= Beginning of Section =

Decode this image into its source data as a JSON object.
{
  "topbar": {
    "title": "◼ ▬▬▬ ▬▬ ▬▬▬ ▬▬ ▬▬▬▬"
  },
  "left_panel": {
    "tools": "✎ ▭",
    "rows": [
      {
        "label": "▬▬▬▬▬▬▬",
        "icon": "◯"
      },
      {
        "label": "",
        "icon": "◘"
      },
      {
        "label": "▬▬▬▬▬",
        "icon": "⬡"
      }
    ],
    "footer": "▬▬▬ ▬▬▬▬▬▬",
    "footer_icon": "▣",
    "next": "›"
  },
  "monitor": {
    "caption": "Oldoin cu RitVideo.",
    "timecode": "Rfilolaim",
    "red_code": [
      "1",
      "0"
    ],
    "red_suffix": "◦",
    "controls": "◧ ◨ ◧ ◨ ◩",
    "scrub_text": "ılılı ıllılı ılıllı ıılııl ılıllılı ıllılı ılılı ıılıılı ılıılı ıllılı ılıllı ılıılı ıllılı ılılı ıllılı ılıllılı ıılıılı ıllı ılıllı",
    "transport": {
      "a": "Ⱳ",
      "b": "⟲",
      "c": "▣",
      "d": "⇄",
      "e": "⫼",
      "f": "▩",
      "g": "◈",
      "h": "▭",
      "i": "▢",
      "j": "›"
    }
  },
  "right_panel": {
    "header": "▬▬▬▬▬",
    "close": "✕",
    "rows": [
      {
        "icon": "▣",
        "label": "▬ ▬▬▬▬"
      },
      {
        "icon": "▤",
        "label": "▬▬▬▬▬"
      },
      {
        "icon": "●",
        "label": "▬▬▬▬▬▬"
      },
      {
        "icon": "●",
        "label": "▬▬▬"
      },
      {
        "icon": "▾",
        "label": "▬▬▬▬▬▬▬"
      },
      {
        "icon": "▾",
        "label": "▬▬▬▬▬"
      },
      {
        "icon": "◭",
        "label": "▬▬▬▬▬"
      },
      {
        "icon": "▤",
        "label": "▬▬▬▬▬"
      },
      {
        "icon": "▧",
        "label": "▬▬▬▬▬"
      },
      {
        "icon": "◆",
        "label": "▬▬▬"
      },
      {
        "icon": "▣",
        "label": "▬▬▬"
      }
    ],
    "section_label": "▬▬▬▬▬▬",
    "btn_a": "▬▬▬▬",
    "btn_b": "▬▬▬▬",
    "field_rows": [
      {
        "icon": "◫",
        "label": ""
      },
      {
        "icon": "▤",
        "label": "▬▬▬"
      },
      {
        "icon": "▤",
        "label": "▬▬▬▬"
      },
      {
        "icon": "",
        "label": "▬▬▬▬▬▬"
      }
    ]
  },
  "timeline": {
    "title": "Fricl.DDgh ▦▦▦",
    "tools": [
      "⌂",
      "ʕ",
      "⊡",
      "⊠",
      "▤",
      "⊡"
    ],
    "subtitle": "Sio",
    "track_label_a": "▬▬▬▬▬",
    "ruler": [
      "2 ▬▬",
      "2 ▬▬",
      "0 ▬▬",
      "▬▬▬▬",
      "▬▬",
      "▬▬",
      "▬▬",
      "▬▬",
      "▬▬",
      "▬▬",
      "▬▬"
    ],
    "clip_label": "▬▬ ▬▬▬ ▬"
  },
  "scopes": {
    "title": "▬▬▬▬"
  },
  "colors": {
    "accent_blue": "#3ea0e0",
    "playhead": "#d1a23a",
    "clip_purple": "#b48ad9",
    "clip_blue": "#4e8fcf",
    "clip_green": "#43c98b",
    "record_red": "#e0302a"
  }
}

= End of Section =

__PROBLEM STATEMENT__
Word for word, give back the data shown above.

__ANSWER SECTION__
Decode this image into its source data as a JSON object.
{
  "topbar": {
    "title": "◼ ▬▬▬ ▬▬ ▬▬▬ ▬▬ ▬▬▬▬"
  },
  "left_panel": {
    "tools": "✎ ▭",
    "rows": [
      {
        "label": "▬▬▬▬▬▬▬",
        "icon": "◯"
      },
      {
        "label": "",
        "icon": "◘"
      },
      {
        "label": "▬▬▬▬▬",
        "icon": "⬡"
      }
    ],
    "footer": "▬▬▬ ▬▬▬▬▬▬",
    "footer_icon": "▣",
    "next": "›"
  },
  "monitor": {
    "caption": "Oldoin cu RitVideo.",
    "timecode": "Rfilolaim",
    "red_code": [
      "1",
      "0"
    ],
    "red_suffix": "◦",
    "controls": "◧ ◨ ◧ ◨ ◩",
    "scrub_text": "ılılı ıllılı ılıllı ıılııl ılıllılı ıllılı ılılı ıılıılı ılıılı ıllılı ılıllı ılıılı ıllılı ılılı ıllılı ılıllılı ıılıılı ıllı ılıllı",
    "transport": {
      "a": "Ⱳ",
      "b": "⟲",
      "c": "▣",
      "d": "⇄",
      "e": "⫼",
      "f": "▩",
      "g": "◈",
      "h": "▭",
      "i": "▢",
      "j": "›"
    }
  },
  "right_panel": {
    "header": "▬▬▬▬▬",
    "close": "✕",
    "rows": [
      {
        "icon": "▣",
        "label": "▬ ▬▬▬▬"
      },
      {
        "icon": "▤",
        "label": "▬▬▬▬▬"
      },
      {
        "icon": "●",
        "label": "▬▬▬▬▬▬"
      },
      {
        "icon": "●",
        "label": "▬▬▬"
      },
      {
        "icon": "▾",
        "label": "▬▬▬▬▬▬▬"
      },
      {
        "icon": "▾",
        "label": "▬▬▬▬▬"
      },
      {
        "icon": "◭",
        "label": "▬▬▬▬▬"
      },
      {
        "icon": "▤",
        "label": "▬▬▬▬▬"
      },
      {
        "icon": "▧",
        "label": "▬▬▬▬▬"
      },
      {
        "icon": "◆",
        "label": "▬▬▬"
      },
      {
        "icon": "▣",
        "label": "▬▬▬"
      }
    ],
    "section_label": "▬▬▬▬▬▬",
    "btn_a": "▬▬▬▬",
    "btn_b": "▬▬▬▬",
    "field_rows": [
      {
        "icon": "◫",
        "label": ""
      },
      {
        "icon": "▤",
        "label": "▬▬▬"
      },
      {
        "icon": "▤",
        "label": "▬▬▬▬"
      },
      {
        "icon": "",
        "label": "▬▬▬▬▬▬"
      }
    ]
  },
  "timeline": {
    "title": "Fricl.DDgh ▦▦▦",
    "tools": [
      "⌂",
      "ʕ",
      "⊡",
      "⊠",
      "▤",
      "⊡"
    ],
    "subtitle": "Sio",
    "track_label_a": "▬▬▬▬▬",
    "ruler": [
      "2 ▬▬",
      "2 ▬▬",
      "0 ▬▬",
      "▬▬▬▬",
      "▬▬",
      "▬▬",
      "▬▬",
      "▬▬",
      "▬▬",
      "▬▬",
      "▬▬"
    ],
    "clip_label": "▬▬ ▬▬▬ ▬"
  },
  "scopes": {
    "title": "▬▬▬▬"
  },
  "colors": {
    "accent_blue": "#3ea0e0",
    "playhead": "#d1a23a",
    "clip_purple": "#b48ad9",
    "clip_blue": "#4e8fcf",
    "clip_green": "#43c98b",
    "record_red": "#e0302a"
  }
}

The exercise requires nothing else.